● **Aim of the exercise**:
Reproduce the records below exactly as shown.

● **Records for the task**:

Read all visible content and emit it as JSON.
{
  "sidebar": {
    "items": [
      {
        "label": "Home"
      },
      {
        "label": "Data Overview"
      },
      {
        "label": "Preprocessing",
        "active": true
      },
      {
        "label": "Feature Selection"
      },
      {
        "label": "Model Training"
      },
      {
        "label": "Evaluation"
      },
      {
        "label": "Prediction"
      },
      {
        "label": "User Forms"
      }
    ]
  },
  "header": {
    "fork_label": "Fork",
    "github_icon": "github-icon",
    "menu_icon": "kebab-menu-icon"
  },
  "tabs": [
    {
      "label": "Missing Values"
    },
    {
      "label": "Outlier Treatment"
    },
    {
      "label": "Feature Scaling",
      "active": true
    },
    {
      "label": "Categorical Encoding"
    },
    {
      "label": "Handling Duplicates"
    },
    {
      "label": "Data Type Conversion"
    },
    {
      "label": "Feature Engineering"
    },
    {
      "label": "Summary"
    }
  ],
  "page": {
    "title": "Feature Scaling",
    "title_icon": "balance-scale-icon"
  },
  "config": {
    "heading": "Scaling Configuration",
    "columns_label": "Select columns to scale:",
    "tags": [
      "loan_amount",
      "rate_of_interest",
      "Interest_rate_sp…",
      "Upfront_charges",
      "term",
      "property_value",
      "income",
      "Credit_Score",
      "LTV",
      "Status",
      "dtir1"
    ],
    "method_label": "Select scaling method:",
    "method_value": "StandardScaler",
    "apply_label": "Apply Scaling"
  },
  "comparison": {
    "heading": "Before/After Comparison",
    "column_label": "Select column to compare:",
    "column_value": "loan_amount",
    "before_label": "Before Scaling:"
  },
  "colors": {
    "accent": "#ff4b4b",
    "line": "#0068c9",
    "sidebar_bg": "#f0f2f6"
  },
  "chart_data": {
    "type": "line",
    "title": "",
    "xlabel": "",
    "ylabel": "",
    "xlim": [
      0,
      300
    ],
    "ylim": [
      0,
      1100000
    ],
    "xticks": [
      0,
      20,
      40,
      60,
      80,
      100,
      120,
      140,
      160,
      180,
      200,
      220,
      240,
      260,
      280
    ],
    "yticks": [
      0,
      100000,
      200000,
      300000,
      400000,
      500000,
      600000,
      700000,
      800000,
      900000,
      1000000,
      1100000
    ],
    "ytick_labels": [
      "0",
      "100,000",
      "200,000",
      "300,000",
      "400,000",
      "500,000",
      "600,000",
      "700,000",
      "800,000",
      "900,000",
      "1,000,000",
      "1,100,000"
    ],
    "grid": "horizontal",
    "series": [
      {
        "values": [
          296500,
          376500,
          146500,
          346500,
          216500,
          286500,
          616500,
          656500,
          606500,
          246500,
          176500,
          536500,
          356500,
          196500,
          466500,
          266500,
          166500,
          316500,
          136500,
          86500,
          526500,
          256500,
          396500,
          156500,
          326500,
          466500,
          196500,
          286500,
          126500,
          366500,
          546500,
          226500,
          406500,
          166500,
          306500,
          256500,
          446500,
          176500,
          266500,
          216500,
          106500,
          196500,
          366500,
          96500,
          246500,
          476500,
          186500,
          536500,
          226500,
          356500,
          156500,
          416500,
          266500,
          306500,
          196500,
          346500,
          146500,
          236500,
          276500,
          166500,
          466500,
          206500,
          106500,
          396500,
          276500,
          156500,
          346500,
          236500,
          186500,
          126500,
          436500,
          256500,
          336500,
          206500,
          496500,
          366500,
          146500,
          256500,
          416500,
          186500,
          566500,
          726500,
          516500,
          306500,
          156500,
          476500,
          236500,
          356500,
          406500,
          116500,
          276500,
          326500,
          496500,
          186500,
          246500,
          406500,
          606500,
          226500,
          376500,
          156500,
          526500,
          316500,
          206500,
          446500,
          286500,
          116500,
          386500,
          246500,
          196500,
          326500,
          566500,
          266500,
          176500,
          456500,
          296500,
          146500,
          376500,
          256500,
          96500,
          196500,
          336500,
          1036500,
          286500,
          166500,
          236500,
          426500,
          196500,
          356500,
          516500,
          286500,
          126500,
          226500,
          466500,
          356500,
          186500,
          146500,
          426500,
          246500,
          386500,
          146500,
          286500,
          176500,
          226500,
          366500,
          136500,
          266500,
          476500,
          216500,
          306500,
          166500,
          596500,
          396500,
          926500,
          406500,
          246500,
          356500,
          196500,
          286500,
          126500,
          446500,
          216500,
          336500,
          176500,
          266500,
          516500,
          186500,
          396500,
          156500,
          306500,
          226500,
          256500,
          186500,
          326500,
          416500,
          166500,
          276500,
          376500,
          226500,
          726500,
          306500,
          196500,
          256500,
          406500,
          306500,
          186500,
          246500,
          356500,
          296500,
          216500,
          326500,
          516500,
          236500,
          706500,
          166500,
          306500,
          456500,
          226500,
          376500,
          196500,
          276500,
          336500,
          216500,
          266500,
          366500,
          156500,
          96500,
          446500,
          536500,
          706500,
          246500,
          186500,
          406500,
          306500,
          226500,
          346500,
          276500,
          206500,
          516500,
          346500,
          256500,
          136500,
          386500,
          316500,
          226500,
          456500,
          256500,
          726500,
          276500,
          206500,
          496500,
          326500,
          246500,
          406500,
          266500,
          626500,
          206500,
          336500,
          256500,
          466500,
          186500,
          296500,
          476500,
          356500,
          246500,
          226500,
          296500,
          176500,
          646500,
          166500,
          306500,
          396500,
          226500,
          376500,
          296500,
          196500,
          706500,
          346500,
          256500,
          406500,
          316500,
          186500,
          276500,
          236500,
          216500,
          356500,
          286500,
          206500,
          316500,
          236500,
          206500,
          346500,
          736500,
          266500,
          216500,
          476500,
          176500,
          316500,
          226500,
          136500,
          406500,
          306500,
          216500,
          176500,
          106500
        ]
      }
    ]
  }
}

● **Result below**:
Read all visible content and emit it as JSON.
{
  "sidebar": {
    "items": [
      {
        "label": "Home"
      },
      {
        "label": "Data Overview"
      },
      {
        "label": "Preprocessing",
        "active": true
      },
      {
        "label": "Feature Selection"
      },
      {
        "label": "Model Training"
      },
      {
        "label": "Evaluation"
      },
      {
        "label": "Prediction"
      },
      {
        "label": "User Forms"
      }
    ]
  },
  "header": {
    "fork_label": "Fork",
    "github_icon": "github-icon",
    "menu_icon": "kebab-menu-icon"
  },
  "tabs": [
    {
      "label": "Missing Values"
    },
    {
      "label": "Outlier Treatment"
    },
    {
      "label": "Feature Scaling",
      "active": true
    },
    {
      "label": "Categorical Encoding"
    },
    {
      "label": "Handling Duplicates"
    },
    {
      "label": "Data Type Conversion"
    },
    {
      "label": "Feature Engineering"
    },
    {
      "label": "Summary"
    }
  ],
  "page": {
    "title": "Feature Scaling",
    "title_icon": "balance-scale-icon"
  },
  "config": {
    "heading": "Scaling Configuration",
    "columns_label": "Select columns to scale:",
    "tags": [
      "loan_amount",
      "rate_of_interest",
      "Interest_rate_sp…",
      "Upfront_charges",
      "term",
      "property_value",
      "income",
      "Credit_Score",
      "LTV",
      "Status",
      "dtir1"
    ],
    "method_label": "Select scaling method:",
    "method_value": "StandardScaler",
    "apply_label": "Apply Scaling"
  },
  "comparison": {
    "heading": "Before/After Comparison",
    "column_label": "Select column to compare:",
    "column_value": "loan_amount",
    "before_label": "Before Scaling:"
  },
  "colors": {
    "accent": "#ff4b4b",
    "line": "#0068c9",
    "sidebar_bg": "#f0f2f6"
  },
  "chart_data": {
    "type": "line",
    "title": "",
    "xlabel": "",
    "ylabel": "",
    "xlim": [
      0,
      300
    ],
    "ylim": [
      0,
      1100000
    ],
    "xticks": [
      0,
      20,
      40,
      60,
      80,
      100,
      120,
      140,
      160,
      180,
      200,
      220,
      240,
      260,
      280
    ],
    "yticks": [
      0,
      100000,
      200000,
      300000,
      400000,
      500000,
      600000,
      700000,
      800000,
      900000,
      1000000,
      1100000
    ],
    "ytick_labels": [
      "0",
      "100,000",
      "200,000",
      "300,000",
      "400,000",
      "500,000",
      "600,000",
      "700,000",
      "800,000",
      "900,000",
      "1,000,000",
      "1,100,000"
    ],
    "grid": "horizontal",
    "series": [
      {
        "values": [
          296500,
          376500,
          146500,
          346500,
          216500,
          286500,
          616500,
          656500,
          606500,
          246500,
          176500,
          536500,
          356500,
          196500,
          466500,
          266500,
          166500,
          316500,
          136500,
          86500,
          526500,
          256500,
          396500,
          156500,
          326500,
          466500,
          196500,
          286500,
          126500,
          366500,
          546500,
          226500,
          406500,
          166500,
          306500,
          256500,
          446500,
          176500,
          266500,
          216500,
          106500,
          196500,
          366500,
          96500,
          246500,
          476500,
          186500,
          536500,
          226500,
          356500,
          156500,
          416500,
          266500,
          306500,
          196500,
          346500,
          146500,
          236500,
          276500,
          166500,
          466500,
          206500,
          106500,
          396500,
          276500,
          156500,
          346500,
          236500,
          186500,
          126500,
          436500,
          256500,
          336500,
          206500,
          496500,
          366500,
          146500,
          256500,
          416500,
          186500,
          566500,
          726500,
          516500,
          306500,
          156500,
          476500,
          236500,
          356500,
          406500,
          116500,
          276500,
          326500,
          496500,
          186500,
          246500,
          406500,
          606500,
          226500,
          376500,
          156500,
          526500,
          316500,
          206500,
          446500,
          286500,
          116500,
          386500,
          246500,
          196500,
          326500,
          566500,
          266500,
          176500,
          456500,
          296500,
          146500,
          376500,
          256500,
          96500,
          196500,
          336500,
          1036500,
          286500,
          166500,
          236500,
          426500,
          196500,
          356500,
          516500,
          286500,
          126500,
          226500,
          466500,
          356500,
          186500,
          146500,
          426500,
          246500,
          386500,
          146500,
          286500,
          176500,
          226500,
          366500,
          136500,
          266500,
          476500,
          216500,
          306500,
          166500,
          596500,
          396500,
          926500,
          406500,
          246500,
          356500,
          196500,
          286500,
          126500,
          446500,
          216500,
          336500,
          176500,
          266500,
          516500,
          186500,
          396500,
          156500,
          306500,
          226500,
          256500,
          186500,
          326500,
          416500,
          166500,
          276500,
          376500,
          226500,
          726500,
          306500,
          196500,
          256500,
          406500,
          306500,
          186500,
          246500,
          356500,
          296500,
          216500,
          326500,
          516500,
          236500,
          706500,
          166500,
          306500,
          456500,
          226500,
          376500,
          196500,
          276500,
          336500,
          216500,
          266500,
          366500,
          156500,
          96500,
          446500,
          536500,
          706500,
          246500,
          186500,
          406500,
          306500,
          226500,
          346500,
          276500,
          206500,
          516500,
          346500,
          256500,
          136500,
          386500,
          316500,
          226500,
          456500,
          256500,
          726500,
          276500,
          206500,
          496500,
          326500,
          246500,
          406500,
          266500,
          626500,
          206500,
          336500,
          256500,
          466500,
          186500,
          296500,
          476500,
          356500,
          246500,
          226500,
          296500,
          176500,
          646500,
          166500,
          306500,
          396500,
          226500,
          376500,
          296500,
          196500,
          706500,
          346500,
          256500,
          406500,
          316500,
          186500,
          276500,
          236500,
          216500,
          356500,
          286500,
          206500,
          316500,
          236500,
          206500,
          346500,
          736500,
          266500,
          216500,
          476500,
          176500,
          316500,
          226500,
          136500,
          406500,
          306500,
          216500,
          176500,
          106500
        ]
      }
    ]
  }
}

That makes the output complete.